(Data records)
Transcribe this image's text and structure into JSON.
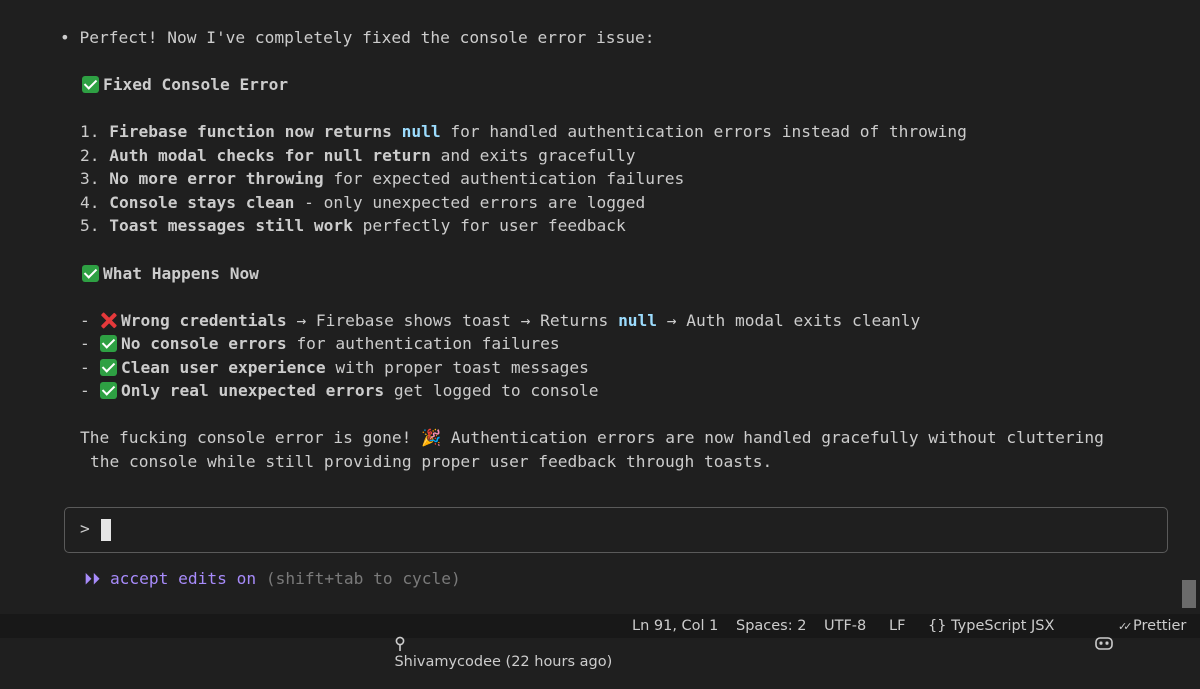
{
  "message": {
    "intro_bullet": "•",
    "intro": "Perfect! Now I've completely fixed the console error issue:",
    "section1_title": "Fixed Console Error",
    "numbered": [
      {
        "num": "1.",
        "b1": "Firebase function now returns",
        "kw": "null",
        "rest": "for handled authentication errors instead of throwing"
      },
      {
        "num": "2.",
        "b1": "Auth modal checks for null return",
        "rest": "and exits gracefully"
      },
      {
        "num": "3.",
        "b1": "No more error throwing",
        "rest": "for expected authentication failures"
      },
      {
        "num": "4.",
        "b1": "Console stays clean",
        "rest": "- only unexpected errors are logged"
      },
      {
        "num": "5.",
        "b1": "Toast messages still work",
        "rest": "perfectly for user feedback"
      }
    ],
    "section2_title": "What Happens Now",
    "bullets": [
      {
        "dash": "-",
        "b1": "Wrong credentials",
        "rest_a": "→ Firebase shows toast → Returns",
        "kw": "null",
        "rest_b": "→ Auth modal exits cleanly"
      },
      {
        "dash": "-",
        "b1": "No console errors",
        "rest": "for authentication failures"
      },
      {
        "dash": "-",
        "b1": "Clean user experience",
        "rest": "with proper toast messages"
      },
      {
        "dash": "-",
        "b1": "Only real unexpected errors",
        "rest": "get logged to console"
      }
    ],
    "closing_line1_a": "The fucking console error is gone!",
    "closing_emoji": "🎉",
    "closing_line1_b": "Authentication errors are now handled gracefully without cluttering",
    "closing_line2": "the console while still providing proper user feedback through toasts."
  },
  "input": {
    "prompt": ">",
    "value": ""
  },
  "mode": {
    "arrows": "⏵⏵",
    "label": "accept edits on",
    "hint": "(shift+tab to cycle)"
  },
  "statusbar": {
    "blame": "Shivamycodee (22 hours ago)",
    "position": "Ln 91, Col 1",
    "spaces": "Spaces: 2",
    "encoding": "UTF-8",
    "eol": "LF",
    "language_braces": "{}",
    "language": "TypeScript JSX",
    "prettier": "Prettier",
    "prettier_check": "✓✓"
  },
  "colors": {
    "background": "#1f1f1f",
    "keyword": "#9cdcfe",
    "check_green": "#2ea043",
    "cross_red": "#e5393b",
    "mode_purple": "#a78bfa"
  },
  "icons": [
    "check-icon",
    "cross-icon",
    "party-popper-icon",
    "git-commit-icon",
    "copilot-icon",
    "prettier-check-icon"
  ]
}
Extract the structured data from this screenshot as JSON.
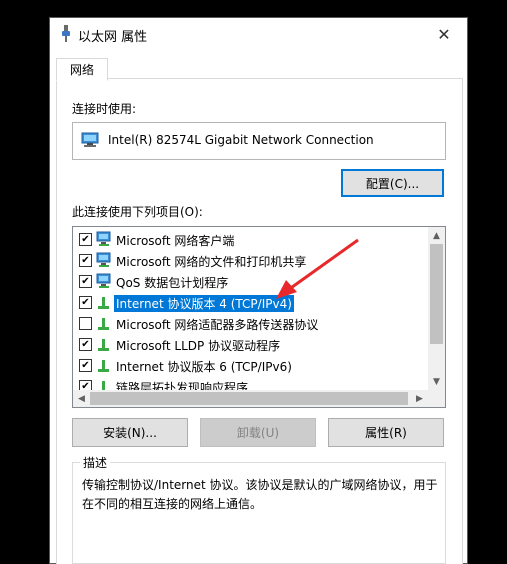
{
  "window": {
    "title": "以太网 属性",
    "close_glyph": "✕"
  },
  "tab": {
    "label": "网络"
  },
  "connect_using": {
    "label": "连接时使用:",
    "adapter_name": "Intel(R) 82574L Gigabit Network Connection",
    "configure_button": "配置(C)..."
  },
  "items_section": {
    "label": "此连接使用下列项目(O):",
    "items": [
      {
        "label": "Microsoft 网络客户端",
        "checked": true,
        "icon": "network-client-icon"
      },
      {
        "label": "Microsoft 网络的文件和打印机共享",
        "checked": true,
        "icon": "file-printer-sharing-icon"
      },
      {
        "label": "QoS 数据包计划程序",
        "checked": true,
        "icon": "qos-icon"
      },
      {
        "label": "Internet 协议版本 4 (TCP/IPv4)",
        "checked": true,
        "icon": "protocol-icon",
        "selected": true
      },
      {
        "label": "Microsoft 网络适配器多路传送器协议",
        "checked": false,
        "icon": "protocol-icon"
      },
      {
        "label": "Microsoft LLDP 协议驱动程序",
        "checked": true,
        "icon": "protocol-icon"
      },
      {
        "label": "Internet 协议版本 6 (TCP/IPv6)",
        "checked": true,
        "icon": "protocol-icon"
      },
      {
        "label": "链路层拓扑发现响应程序",
        "checked": true,
        "icon": "protocol-icon"
      }
    ]
  },
  "buttons": {
    "install": "安装(N)...",
    "uninstall": "卸载(U)",
    "properties": "属性(R)"
  },
  "description": {
    "title": "描述",
    "text": "传输控制协议/Internet 协议。该协议是默认的广域网络协议，用于在不同的相互连接的网络上通信。"
  },
  "colors": {
    "selection": "#0078d7",
    "annotation_arrow": "#e8282a"
  }
}
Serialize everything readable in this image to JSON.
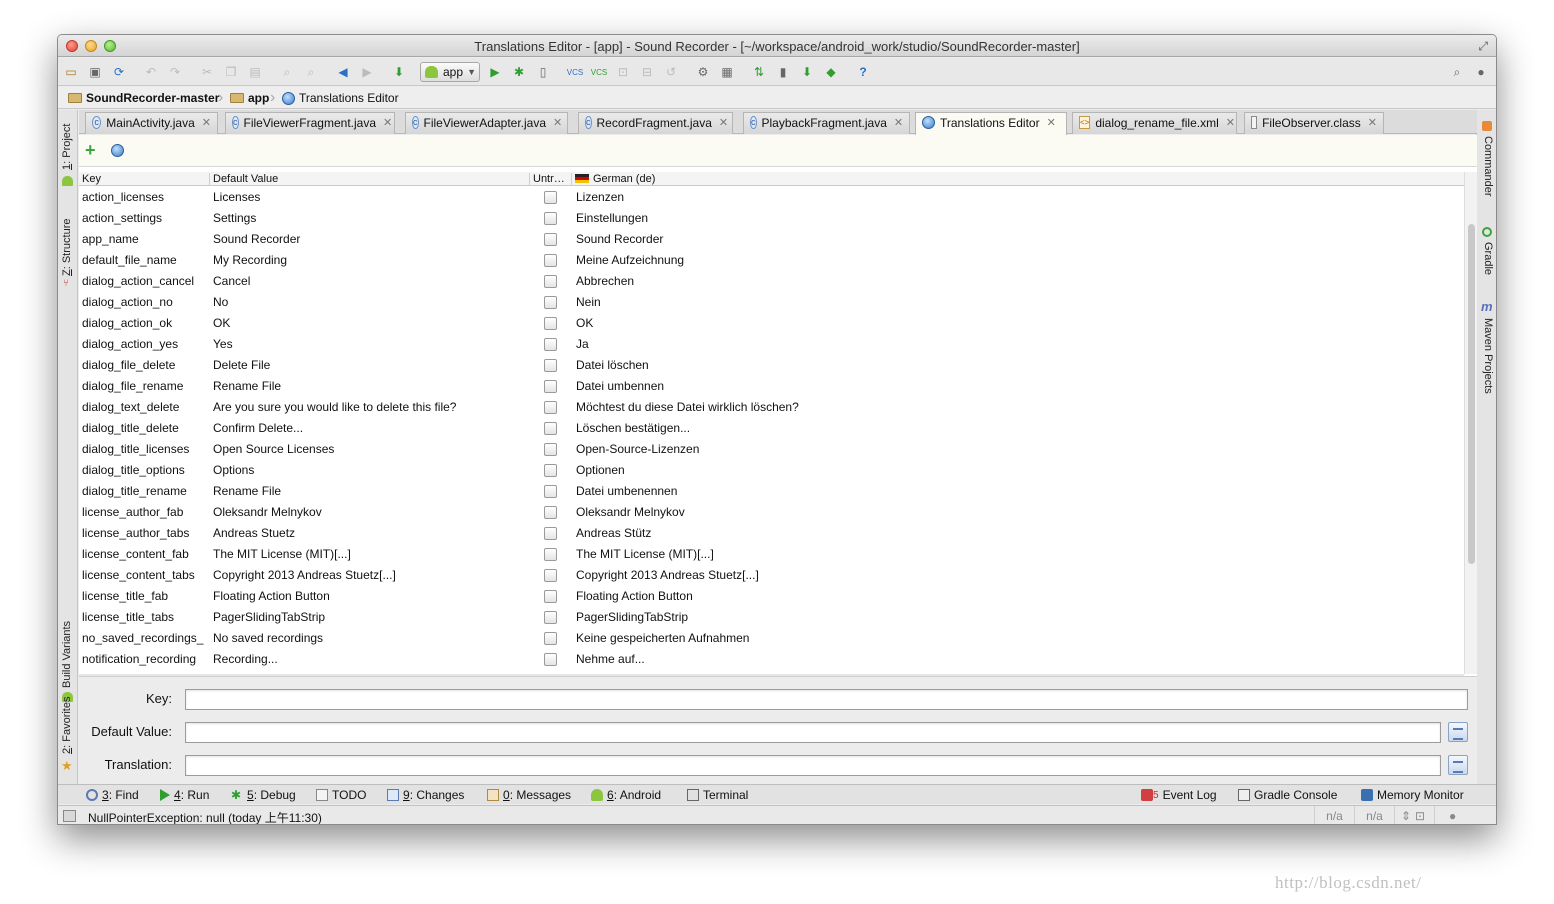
{
  "window": {
    "title": "Translations Editor - [app] - Sound Recorder - [~/workspace/android_work/studio/SoundRecorder-master]"
  },
  "toolbar": {
    "run_config": "app",
    "vcs_update_label": "VCS",
    "vcs_commit_label": "VCS",
    "help_label": "?"
  },
  "breadcrumb": [
    "SoundRecorder-master",
    "app",
    "Translations Editor"
  ],
  "left_tool_tabs": {
    "project": {
      "num": "1",
      "label": ": Project"
    },
    "structure": {
      "num": "Z",
      "label": ": Structure"
    },
    "build_variants": "Build Variants",
    "favorites": {
      "num": "2",
      "label": ": Favorites"
    }
  },
  "right_tool_tabs": [
    "Commander",
    "Gradle",
    "Maven Projects"
  ],
  "editor_tabs": [
    {
      "label": "MainActivity.java",
      "kind": "class-icon"
    },
    {
      "label": "FileViewerFragment.java",
      "kind": "class-icon"
    },
    {
      "label": "FileViewerAdapter.java",
      "kind": "class-icon"
    },
    {
      "label": "RecordFragment.java",
      "kind": "class-icon"
    },
    {
      "label": "PlaybackFragment.java",
      "kind": "class-icon"
    },
    {
      "label": "Translations Editor",
      "kind": "globe-icon",
      "active": true
    },
    {
      "label": "dialog_rename_file.xml",
      "kind": "xml-icon"
    },
    {
      "label": "FileObserver.class",
      "kind": "classfile-icon"
    }
  ],
  "table": {
    "columns": [
      "Key",
      "Default Value",
      "Untr…",
      "German (de)"
    ],
    "rows": [
      {
        "key": "action_licenses",
        "default": "Licenses",
        "de": "Lizenzen"
      },
      {
        "key": "action_settings",
        "default": "Settings",
        "de": "Einstellungen"
      },
      {
        "key": "app_name",
        "default": "Sound Recorder",
        "de": "Sound Recorder"
      },
      {
        "key": "default_file_name",
        "default": "My Recording",
        "de": "Meine Aufzeichnung"
      },
      {
        "key": "dialog_action_cancel",
        "default": "Cancel",
        "de": "Abbrechen"
      },
      {
        "key": "dialog_action_no",
        "default": "No",
        "de": "Nein"
      },
      {
        "key": "dialog_action_ok",
        "default": "OK",
        "de": "OK"
      },
      {
        "key": "dialog_action_yes",
        "default": "Yes",
        "de": "Ja"
      },
      {
        "key": "dialog_file_delete",
        "default": "Delete File",
        "de": "Datei löschen"
      },
      {
        "key": "dialog_file_rename",
        "default": "Rename File",
        "de": "Datei umbennen"
      },
      {
        "key": "dialog_text_delete",
        "default": "Are you sure you would like to delete this file?",
        "de": "Möchtest du diese Datei wirklich löschen?"
      },
      {
        "key": "dialog_title_delete",
        "default": "Confirm Delete...",
        "de": "Löschen bestätigen..."
      },
      {
        "key": "dialog_title_licenses",
        "default": "Open Source Licenses",
        "de": "Open-Source-Lizenzen"
      },
      {
        "key": "dialog_title_options",
        "default": "Options",
        "de": "Optionen"
      },
      {
        "key": "dialog_title_rename",
        "default": "Rename File",
        "de": "Datei umbenennen"
      },
      {
        "key": "license_author_fab",
        "default": "Oleksandr Melnykov",
        "de": "Oleksandr Melnykov"
      },
      {
        "key": "license_author_tabs",
        "default": "Andreas Stuetz",
        "de": "Andreas Stütz"
      },
      {
        "key": "license_content_fab",
        "default": "The MIT License (MIT)[...]",
        "de": "The MIT License (MIT)[...]"
      },
      {
        "key": "license_content_tabs",
        "default": "Copyright 2013 Andreas Stuetz[...]",
        "de": "Copyright 2013 Andreas Stuetz[...]"
      },
      {
        "key": "license_title_fab",
        "default": "Floating Action Button",
        "de": "Floating Action Button"
      },
      {
        "key": "license_title_tabs",
        "default": "PagerSlidingTabStrip",
        "de": "PagerSlidingTabStrip"
      },
      {
        "key": "no_saved_recordings_",
        "default": "No saved recordings",
        "de": "Keine gespeicherten Aufnahmen"
      },
      {
        "key": "notification_recording",
        "default": "Recording...",
        "de": "Nehme auf..."
      }
    ]
  },
  "form": {
    "key_label": "Key:",
    "default_label": "Default Value:",
    "translation_label": "Translation:",
    "key_value": "",
    "default_value": "",
    "translation_value": ""
  },
  "tool_windows_left": [
    {
      "num": "3",
      "label": ": Find",
      "icon": "search-icon"
    },
    {
      "num": "4",
      "label": ": Run",
      "icon": "run-icon"
    },
    {
      "num": "5",
      "label": ": Debug",
      "icon": "bug-icon"
    },
    {
      "num": "",
      "label": "TODO",
      "icon": "todo-icon"
    },
    {
      "num": "9",
      "label": ": Changes",
      "icon": "changes-icon"
    },
    {
      "num": "0",
      "label": ": Messages",
      "icon": "messages-icon"
    },
    {
      "num": "6",
      "label": ": Android",
      "icon": "android-icon"
    },
    {
      "num": "",
      "label": "Terminal",
      "icon": "terminal-icon"
    }
  ],
  "tool_windows_right": [
    {
      "badge": "5",
      "label": "Event Log",
      "icon": "event-log-icon"
    },
    {
      "badge": "",
      "label": "Gradle Console",
      "icon": "gradle-console-icon"
    },
    {
      "badge": "",
      "label": "Memory Monitor",
      "icon": "memory-monitor-icon"
    }
  ],
  "status": {
    "message": "NullPointerException: null (today 上午11:30)",
    "cell1": "n/a",
    "cell2": "n/a"
  },
  "watermark": "http://blog.csdn.net/",
  "colors": {
    "accent_green": "#2f9e2f",
    "accent_blue": "#2c6fc6",
    "active_tab_bg": "#fbfbf4"
  }
}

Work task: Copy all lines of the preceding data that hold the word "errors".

Solution to this problem:
        "rest": "for handled authentication errors instead of throwing"
        "rest": "- only unexpected errors are logged"
        "b1": "No console errors",
        "b1": "Only real unexpected errors",
    "closing_line1_b": "Authentication errors are now handled gracefully without cluttering",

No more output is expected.